The days are filled with storms and clouds. Only with brief respites from the rain. With each day comes more fog. Bookending the rain, the fog sits heavily in the valleys each morning with first light. Forming densely overnight, it rolls across the landscape cloaking everything in sight. Hiking into the mountains was difficult, finding a place to rest a tripod even more so. The moisture from the rain left every surface wet and slippery. Making for careful footwork.
When I first arrived to Vermont in 1982 I was transfixed by the lush and rolling Green Mountains. I spent my free time exploring the farms, towns and surrounding landscapes as I continued my studies. Growing up in Chicago it was nearly impossible to get lost in a city that is built on a grid. But in the mountains I tried and often succeeded in getting off-track deep in the woods.
Those early experiences in Vermont continue to influence and inform many of the ways I interact with nature as I photograph today.
Trees bend, twist and contort in the forests that cover the mountains here. Fallen trees rest upon the ground. Some hewn by humans, others uprooted through time, storms and unstable soil. Heavily covered in moss and lichen. Creating connections between earth and canopy.
At the base of these mountains you can find the farms that help to make Vermont special. Communities and people focused on seeking a better way of life through reimagined, as well as traditional, agrarian practices.
At Bennington I did a series of portraits of Vermont dairy farmers using a view camera. Riding in a dairy tanker as it went from farm to farm early in the morning collecting milk. At each stop along the route I would meet and photograph the farmers, their farms and the land. I was aware that my presence was a distraction from their work and was always grateful for the time they spent with me. As a city kid I was fascinated with every aspect. It represented a proximity to and engagement with the larger natural world which was foreign to me at the time.
My work today is an extension of this. Seeking to further connect with the landscapes of America.
These are photographs of marshland next to our campsite. A few months prior it was buried under several feet of snow. Frozen almost solid.
By August it is a thriving habitat for fish, frogs, birds, insects and animals.
Vermont is a collection of limited edition photographs now available to purchase.

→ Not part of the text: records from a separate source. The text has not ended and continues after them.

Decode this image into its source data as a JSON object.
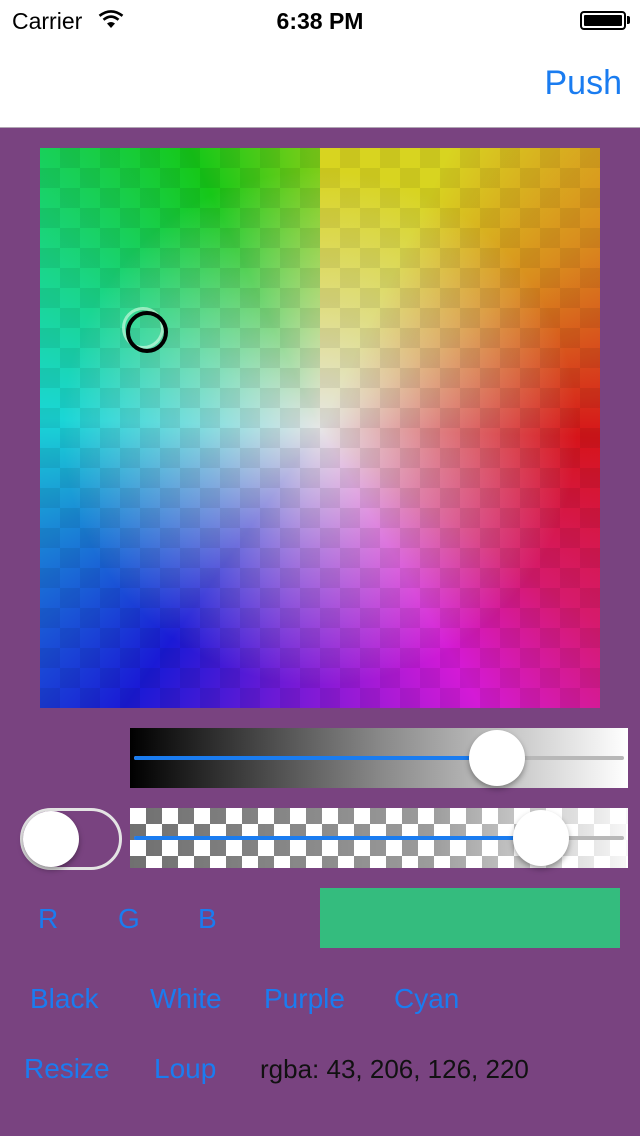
{
  "status_bar": {
    "carrier": "Carrier",
    "time": "6:38 PM",
    "wifi_icon": "wifi-icon",
    "battery_icon": "battery-icon",
    "battery_level": 1.0
  },
  "nav": {
    "push_label": "Push"
  },
  "color_wheel": {
    "selected_hue_saturation_marker": "picker-ring"
  },
  "brightness_slider": {
    "value": 0.74
  },
  "alpha_slider": {
    "value": 0.83
  },
  "toggle": {
    "on": false
  },
  "channel_buttons": [
    "R",
    "G",
    "B"
  ],
  "preview": {
    "color": "#34bc7e"
  },
  "preset_buttons": [
    "Black",
    "White",
    "Purple",
    "Cyan"
  ],
  "action_buttons": [
    "Resize",
    "Loup"
  ],
  "rgba_readout": "rgba: 43, 206, 126, 220",
  "colors": {
    "accent": "#1a7cf0",
    "background": "#794380"
  }
}
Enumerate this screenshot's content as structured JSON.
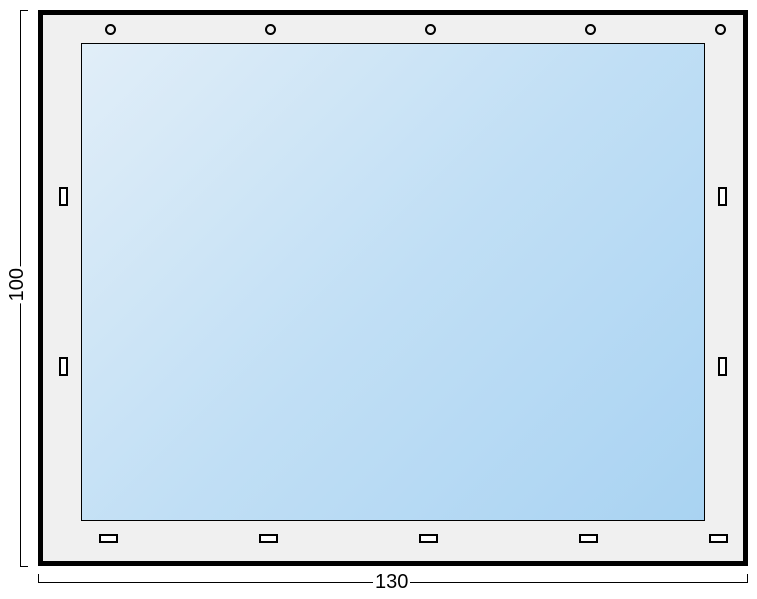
{
  "dimensions": {
    "height_label": "100",
    "width_label": "130"
  },
  "holes": {
    "top_circles_count": 5,
    "bottom_rects_count": 5,
    "left_rects_count": 2,
    "right_rects_count": 2
  }
}
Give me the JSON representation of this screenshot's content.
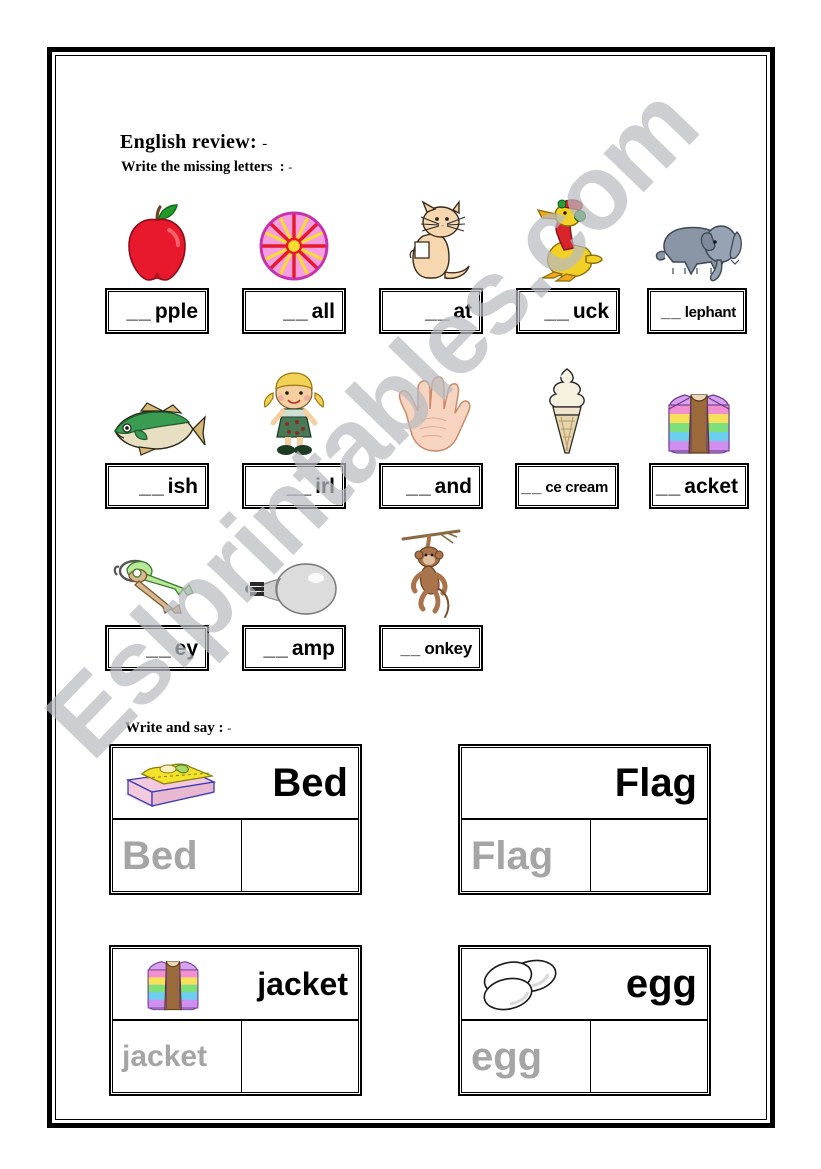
{
  "document": {
    "type": "esl-worksheet",
    "watermark": "Eslprintables.com"
  },
  "header": {
    "title": "English review",
    "title_suffix": ":",
    "title_dash": "-",
    "subtitle": "Write the missing letters",
    "subtitle_suffix": ":",
    "subtitle_dash": "-"
  },
  "missing_letters": {
    "rows": [
      {
        "items": [
          {
            "picture": "apple-icon",
            "blanks": "__",
            "word_fragment": "pple",
            "answer": "apple"
          },
          {
            "picture": "ball-icon",
            "blanks": "__",
            "word_fragment": "all",
            "answer": "ball"
          },
          {
            "picture": "cat-icon",
            "blanks": "__",
            "word_fragment": "at",
            "answer": "cat"
          },
          {
            "picture": "duck-icon",
            "blanks": "__",
            "word_fragment": "uck",
            "answer": "duck"
          },
          {
            "picture": "elephant-icon",
            "blanks": "__",
            "word_fragment": "lephant",
            "answer": "elephant"
          }
        ]
      },
      {
        "items": [
          {
            "picture": "fish-icon",
            "blanks": "__",
            "word_fragment": "ish",
            "answer": "fish"
          },
          {
            "picture": "girl-icon",
            "blanks": "__",
            "word_fragment": "irl",
            "answer": "girl"
          },
          {
            "picture": "hand-icon",
            "blanks": "__",
            "word_fragment": "and",
            "answer": "hand"
          },
          {
            "picture": "ice-cream-icon",
            "blanks": "__",
            "word_fragment": "ce cream",
            "answer": "ice cream"
          },
          {
            "picture": "jacket-icon",
            "blanks": "__",
            "word_fragment": "acket",
            "answer": "jacket"
          }
        ]
      },
      {
        "items": [
          {
            "picture": "key-icon",
            "blanks": "__",
            "word_fragment": "ey",
            "answer": "key"
          },
          {
            "picture": "lamp-icon",
            "blanks": "__",
            "word_fragment": "amp",
            "answer": "lamp"
          },
          {
            "picture": "monkey-icon",
            "blanks": "__",
            "word_fragment": "onkey",
            "answer": "monkey"
          }
        ]
      }
    ]
  },
  "write_and_say": {
    "title": "Write and say",
    "title_suffix": ":",
    "title_dash": "-",
    "cards": [
      {
        "picture": "bed-icon",
        "word": "Bed",
        "trace": "Bed",
        "blank": ""
      },
      {
        "picture": "none",
        "word": "Flag",
        "trace": "Flag",
        "blank": ""
      },
      {
        "picture": "jacket-icon",
        "word": "jacket",
        "trace": "jacket",
        "blank": ""
      },
      {
        "picture": "egg-icon",
        "word": "egg",
        "trace": "egg",
        "blank": ""
      }
    ]
  },
  "colors": {
    "border": "#000000",
    "trace_gray": "#a5a5a5",
    "watermark_gray": "#b9bcc2",
    "apple_red": "#e8192c",
    "leaf_green": "#229b2a",
    "ball_magenta": "#e03ec4",
    "cat_tan": "#f0c99a",
    "duck_yellow": "#f2d025",
    "duck_red": "#d8232a",
    "elephant_gray": "#8a96a6",
    "fish_green": "#3a9b52",
    "girl_hair": "#f2d255",
    "girl_dress": "#4a7a55",
    "hand_pink": "#f7d4c0",
    "icecream_cream": "#f4ead3",
    "key_green": "#bfe9a0",
    "lamp_gray": "#d8d8d8",
    "monkey_brown": "#a9734b",
    "bed_yellow": "#f2e22a",
    "bed_pink": "#f3c9de",
    "bed_blue": "#3a3ab0"
  }
}
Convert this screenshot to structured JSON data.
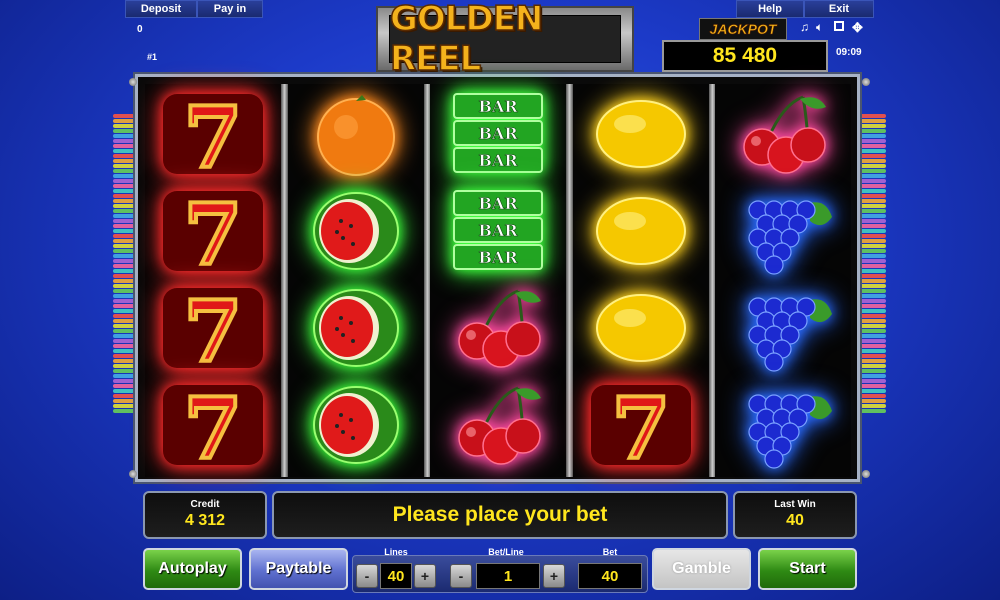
{
  "top_bar": {
    "deposit_label": "Deposit",
    "payin_label": "Pay in",
    "deposit_value": "0",
    "session_id": "#1",
    "help_label": "Help",
    "exit_label": "Exit",
    "clock": "09:09",
    "icons": [
      "music-icon",
      "sound-icon",
      "fullscreen-icon",
      "settings-icon"
    ]
  },
  "logo": {
    "text": "GOLDEN REEL"
  },
  "jackpot": {
    "label": "JACKPOT",
    "value": "85 480"
  },
  "reels": [
    [
      "seven",
      "seven",
      "seven",
      "seven"
    ],
    [
      "orange",
      "watermelon",
      "watermelon",
      "watermelon"
    ],
    [
      "bar",
      "bar",
      "cherry",
      "cherry"
    ],
    [
      "lemon",
      "lemon",
      "lemon",
      "seven"
    ],
    [
      "cherry",
      "grape",
      "grape",
      "grape"
    ]
  ],
  "bar_text": "BAR",
  "seven_text": "7",
  "credit": {
    "label": "Credit",
    "value": "4 312"
  },
  "message": "Please place your bet",
  "last_win": {
    "label": "Last Win",
    "value": "40"
  },
  "controls": {
    "autoplay_label": "Autoplay",
    "paytable_label": "Paytable",
    "lines_label": "Lines",
    "lines_value": "40",
    "betline_label": "Bet/Line",
    "betline_value": "1",
    "bet_label": "Bet",
    "bet_value": "40",
    "minus": "-",
    "plus": "+",
    "gamble_label": "Gamble",
    "start_label": "Start"
  },
  "colors": {
    "background": "#1c3ac8",
    "value_yellow": "#ffe61e",
    "seven_glow": "#ff2a2a",
    "watermelon_glow": "#3cff3c",
    "bar_glow": "#3cff3c",
    "lemon_glow": "#ffd21e",
    "cherry_glow": "#ff4aa0",
    "grape_glow": "#2a6aff",
    "orange_glow": "#ff8a1e"
  }
}
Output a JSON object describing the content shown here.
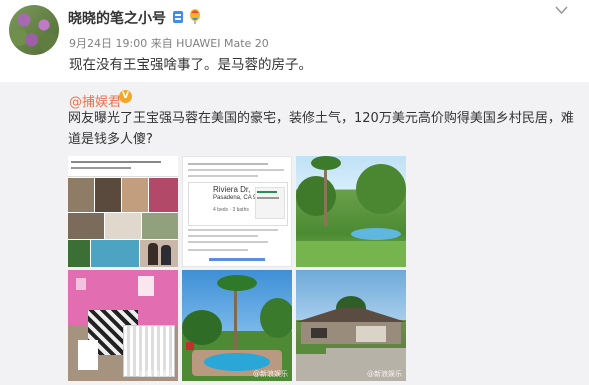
{
  "post": {
    "author": "晓晓的笔之小号",
    "meta": "9月24日 19:00 来自 HUAWEI Mate 20",
    "text": "现在没有王宝强啥事了。是马蓉的房子。"
  },
  "repost": {
    "author": "@捕娱君",
    "text": "网友曝光了王宝强马蓉在美国的豪宅，装修土气，120万美元高价购得美国乡村民居，难道是钱多人傻?"
  },
  "images": {
    "card": {
      "address_line1": "Riviera Dr,",
      "address_line2": "Pasadena, CA 91107",
      "stats": "4 beds · 3 baths"
    },
    "watermark": "@新浪娱乐"
  },
  "icons": {
    "chevron": "chevron-down-icon",
    "badges": [
      "vip-badge-icon",
      "balloon-badge-icon"
    ],
    "verified": "verified-v-icon"
  }
}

For more information on the collection, including edition size, framing, and pricing please click here. If you are interested in purchasing these works, please be in touch.